Not bad! We have a pretty high score for two sentences that are semantically very similar but have different orders.

Lets try the same reference example with a slightly different candidate.

Candidate Reference
Danced we with under joy the night starry. We danced with joy under the starry night.
Step 1: Calculate FMean

Our first step is trivial. Since both sentences contain the same words, our unigram precision and recall are both 1.0. As a result, our FMean is \(\frac{10 \times 1.0 \times 1.0}{1.0 + 9 \times 1.0} = 1\)

Step 2: Calculate Word Order Penalty

Our penalty is different from the first example, due to the jumbled up order. We split our candidate sentence into 8 chunks, since no adjacent words can be mapped to the reference sentence.

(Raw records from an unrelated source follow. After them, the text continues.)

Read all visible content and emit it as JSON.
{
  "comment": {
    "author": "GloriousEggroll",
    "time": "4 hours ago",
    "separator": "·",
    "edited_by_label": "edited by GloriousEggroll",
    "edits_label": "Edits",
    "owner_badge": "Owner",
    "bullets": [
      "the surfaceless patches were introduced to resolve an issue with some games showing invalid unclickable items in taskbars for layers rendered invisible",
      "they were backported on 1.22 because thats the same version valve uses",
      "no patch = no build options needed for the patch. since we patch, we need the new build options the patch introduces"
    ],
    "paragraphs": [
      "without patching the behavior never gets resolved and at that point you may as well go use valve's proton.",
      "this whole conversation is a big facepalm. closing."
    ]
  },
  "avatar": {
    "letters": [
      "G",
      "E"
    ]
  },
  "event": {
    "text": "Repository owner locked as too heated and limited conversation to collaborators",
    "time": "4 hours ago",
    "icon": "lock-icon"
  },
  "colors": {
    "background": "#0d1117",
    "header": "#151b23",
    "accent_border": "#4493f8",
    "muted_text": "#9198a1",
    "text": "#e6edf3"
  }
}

Candidate: \(\underbrace{\text{Danced}}_\text{Chunk 2}\space\underbrace{\text{we}}_\text{Chunk 1}\space\underbrace{\text{with}}_\text{Chunk 3}\space\underbrace{\text{under}}_\text{Chunk 5}\space\underbrace{\text{joy}}_\text{Chunk 4}\space\underbrace{\text{the}}_\text{Chunk 6}\space\underbrace{\text{night}}_\text{Chunk 8}\space\underbrace{\text{starry}}_\text{Chunk 7}\space\)

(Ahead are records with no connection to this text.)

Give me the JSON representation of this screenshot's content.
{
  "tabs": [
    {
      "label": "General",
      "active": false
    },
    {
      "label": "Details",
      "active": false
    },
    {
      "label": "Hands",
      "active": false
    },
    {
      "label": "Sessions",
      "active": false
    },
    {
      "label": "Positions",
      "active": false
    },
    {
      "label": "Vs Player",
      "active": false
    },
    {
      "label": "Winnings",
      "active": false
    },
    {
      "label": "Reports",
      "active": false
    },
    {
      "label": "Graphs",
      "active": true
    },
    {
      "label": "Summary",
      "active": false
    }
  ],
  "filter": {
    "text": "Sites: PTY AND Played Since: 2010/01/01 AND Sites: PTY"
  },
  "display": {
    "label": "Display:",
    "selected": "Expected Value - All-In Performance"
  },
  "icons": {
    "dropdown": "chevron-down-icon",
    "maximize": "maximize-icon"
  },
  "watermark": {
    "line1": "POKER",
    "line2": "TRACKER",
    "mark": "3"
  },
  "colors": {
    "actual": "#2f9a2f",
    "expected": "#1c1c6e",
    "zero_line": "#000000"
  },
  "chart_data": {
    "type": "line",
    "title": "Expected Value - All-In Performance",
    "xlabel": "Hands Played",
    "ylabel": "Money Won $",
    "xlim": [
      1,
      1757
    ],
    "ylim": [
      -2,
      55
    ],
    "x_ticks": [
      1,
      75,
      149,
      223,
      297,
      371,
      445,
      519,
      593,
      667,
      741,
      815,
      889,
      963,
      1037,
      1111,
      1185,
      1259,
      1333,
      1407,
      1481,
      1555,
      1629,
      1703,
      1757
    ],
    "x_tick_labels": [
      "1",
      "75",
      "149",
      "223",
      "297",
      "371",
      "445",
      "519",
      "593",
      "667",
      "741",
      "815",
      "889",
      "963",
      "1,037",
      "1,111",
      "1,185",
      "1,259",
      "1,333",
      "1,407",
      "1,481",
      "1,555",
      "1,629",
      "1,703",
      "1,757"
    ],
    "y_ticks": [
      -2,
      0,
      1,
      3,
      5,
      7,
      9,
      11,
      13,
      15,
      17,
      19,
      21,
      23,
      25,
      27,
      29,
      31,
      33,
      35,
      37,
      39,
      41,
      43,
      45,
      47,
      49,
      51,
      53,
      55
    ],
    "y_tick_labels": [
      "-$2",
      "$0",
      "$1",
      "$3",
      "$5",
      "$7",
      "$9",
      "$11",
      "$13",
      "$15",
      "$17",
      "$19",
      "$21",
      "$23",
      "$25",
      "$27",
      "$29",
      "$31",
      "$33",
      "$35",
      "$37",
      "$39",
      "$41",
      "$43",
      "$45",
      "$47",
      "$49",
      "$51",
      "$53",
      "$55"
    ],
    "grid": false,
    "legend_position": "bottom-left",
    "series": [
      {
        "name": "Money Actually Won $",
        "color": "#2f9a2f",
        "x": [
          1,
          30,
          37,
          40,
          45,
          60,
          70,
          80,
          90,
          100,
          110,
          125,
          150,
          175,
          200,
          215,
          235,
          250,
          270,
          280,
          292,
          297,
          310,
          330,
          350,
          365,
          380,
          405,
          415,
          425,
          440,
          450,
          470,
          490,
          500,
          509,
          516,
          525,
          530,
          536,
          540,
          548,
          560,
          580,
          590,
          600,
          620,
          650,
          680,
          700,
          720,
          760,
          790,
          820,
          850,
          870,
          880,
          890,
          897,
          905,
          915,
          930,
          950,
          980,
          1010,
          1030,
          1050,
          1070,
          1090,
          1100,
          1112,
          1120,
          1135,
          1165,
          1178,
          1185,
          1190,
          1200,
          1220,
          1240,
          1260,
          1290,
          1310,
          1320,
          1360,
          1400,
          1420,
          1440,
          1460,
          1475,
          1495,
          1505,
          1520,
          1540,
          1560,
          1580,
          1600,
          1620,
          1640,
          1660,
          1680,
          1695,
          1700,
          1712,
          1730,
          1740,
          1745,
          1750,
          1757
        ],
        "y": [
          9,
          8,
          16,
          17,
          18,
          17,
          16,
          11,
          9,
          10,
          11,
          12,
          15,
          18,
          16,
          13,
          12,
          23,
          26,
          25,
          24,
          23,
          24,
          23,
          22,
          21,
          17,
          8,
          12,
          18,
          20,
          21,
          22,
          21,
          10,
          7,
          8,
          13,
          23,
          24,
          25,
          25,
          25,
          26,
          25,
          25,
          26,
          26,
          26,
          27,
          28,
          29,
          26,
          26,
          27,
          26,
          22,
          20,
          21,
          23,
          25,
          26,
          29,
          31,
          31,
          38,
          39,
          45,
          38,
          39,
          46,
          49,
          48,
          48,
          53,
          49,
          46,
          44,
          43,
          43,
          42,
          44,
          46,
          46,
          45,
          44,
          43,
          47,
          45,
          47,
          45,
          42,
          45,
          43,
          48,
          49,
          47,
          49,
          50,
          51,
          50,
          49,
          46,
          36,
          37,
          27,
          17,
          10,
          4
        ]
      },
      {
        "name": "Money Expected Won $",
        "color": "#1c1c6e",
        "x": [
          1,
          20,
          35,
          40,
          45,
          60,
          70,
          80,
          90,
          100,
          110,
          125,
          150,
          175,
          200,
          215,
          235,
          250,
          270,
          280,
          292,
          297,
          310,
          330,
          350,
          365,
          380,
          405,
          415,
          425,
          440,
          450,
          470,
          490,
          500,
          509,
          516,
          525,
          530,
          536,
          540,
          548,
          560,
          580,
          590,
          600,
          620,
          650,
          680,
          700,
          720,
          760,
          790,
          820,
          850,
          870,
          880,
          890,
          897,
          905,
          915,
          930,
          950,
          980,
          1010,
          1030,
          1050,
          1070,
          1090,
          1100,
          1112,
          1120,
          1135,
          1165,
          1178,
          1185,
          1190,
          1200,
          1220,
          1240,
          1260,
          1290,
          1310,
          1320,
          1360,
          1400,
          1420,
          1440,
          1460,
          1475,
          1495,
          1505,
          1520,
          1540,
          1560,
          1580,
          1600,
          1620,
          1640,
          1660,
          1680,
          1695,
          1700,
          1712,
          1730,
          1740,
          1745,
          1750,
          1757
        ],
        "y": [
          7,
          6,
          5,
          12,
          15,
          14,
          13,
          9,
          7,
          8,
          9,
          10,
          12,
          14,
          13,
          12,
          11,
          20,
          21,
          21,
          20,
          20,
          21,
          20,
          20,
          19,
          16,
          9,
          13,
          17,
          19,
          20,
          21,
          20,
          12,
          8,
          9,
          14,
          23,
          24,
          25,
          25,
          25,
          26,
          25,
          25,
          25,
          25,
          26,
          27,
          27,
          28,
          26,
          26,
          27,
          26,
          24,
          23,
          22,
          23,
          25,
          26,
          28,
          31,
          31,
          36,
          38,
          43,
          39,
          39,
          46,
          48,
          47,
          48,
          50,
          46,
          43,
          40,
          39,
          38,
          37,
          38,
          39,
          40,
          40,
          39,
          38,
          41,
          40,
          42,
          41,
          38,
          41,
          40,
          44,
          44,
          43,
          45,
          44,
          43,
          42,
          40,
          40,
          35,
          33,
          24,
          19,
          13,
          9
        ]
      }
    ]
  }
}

Reference: \(\underbrace{\text{We}}_\text{Chunk 1}\space\underbrace{\text{danced}}_\text{Chunk 2}\space\underbrace{\text{with}}_\text{Chunk 3}\space\underbrace{\text{joy}}_\text{Chunk 4}\space\underbrace{\text{under}}_\text{Chunk 5}\space\underbrace{\text{the}}_\text{Chunk 6}\space\underbrace{\text{starry}}_\text{Chunk 7}\space\underbrace{\text{night}}_\text{Chunk 8}\space\)

Between the eight chunks, we have matched 8 unigrams. This gives us a penalty score of \(0.5 \times \frac{8}{8} = 0.5\).

Step 3: Calculate METEOR

With our Penalty and FMean calculated, we can proceed with calculating the METEOR score.

\[ \text{METEOR} = 1 * (1 - 0.5) = 0.5. \]

Despite having all the keywords of the reference sentence, our candidate had the wrong order and meaning! This is a massive improvement over something like ROUGE-1 which would not have considered the orders of the sentences, and given a perfect score of 1.0.

Limitations and Advantages#

Although METEOR was created to address some of the major limitations of BLEU, it still comes with its own limitations.

  1. METEOR does not consider synonyms. Unlike embeddings-based metrics like BERTScore, it does not have a mechanism to quantify the similarity of words within the candidate and reference sentences. Thus, having two sentences like "She looked extremely happy at the surprise party." and "She appeared exceptionally joyful during the unexpected celebration." would yield a subobtimal score despite being very similar in meaning. That being said, METEOR has shown to have a higher correlation with human judgement than both BLEU and ROUGE, making it generally better than the two.

  2. METEOR can fail on context. If we have two sentences "I am a big fan of Taylor Swift" (Reference) and "Fan of Taylor Swift I am big" (Candidate), METEOR would yield a good score. However, the candidate sentence makes little sense and intuitively shouldn't be given a good score. This is a limitation with all n-gram metrics, and not specific to METEOR.

Limitations aside, METEOR is still a great metric to include in NLP workflows for measuring text similarity. Like other n-gram metrics, it is easy to compute and doesn't require extra hardware for inference. Furthermore, it is a noticeable improvement over BLEU, and even ROUGE, in many ways – it places weight on both precision and recall, factors in word order, and generally does a better job at filtering out bad candidate texts, as seen in example 2. It is also a better judge of global coherence than BLEU and ROUGE, since it greedily looks for the largest chunks to calculate its penalty factor, rather than using a sliding context window of n-grams. METEOR is a powerful metric, and should be included in every NLP toolbox to give a holistic view of model performance.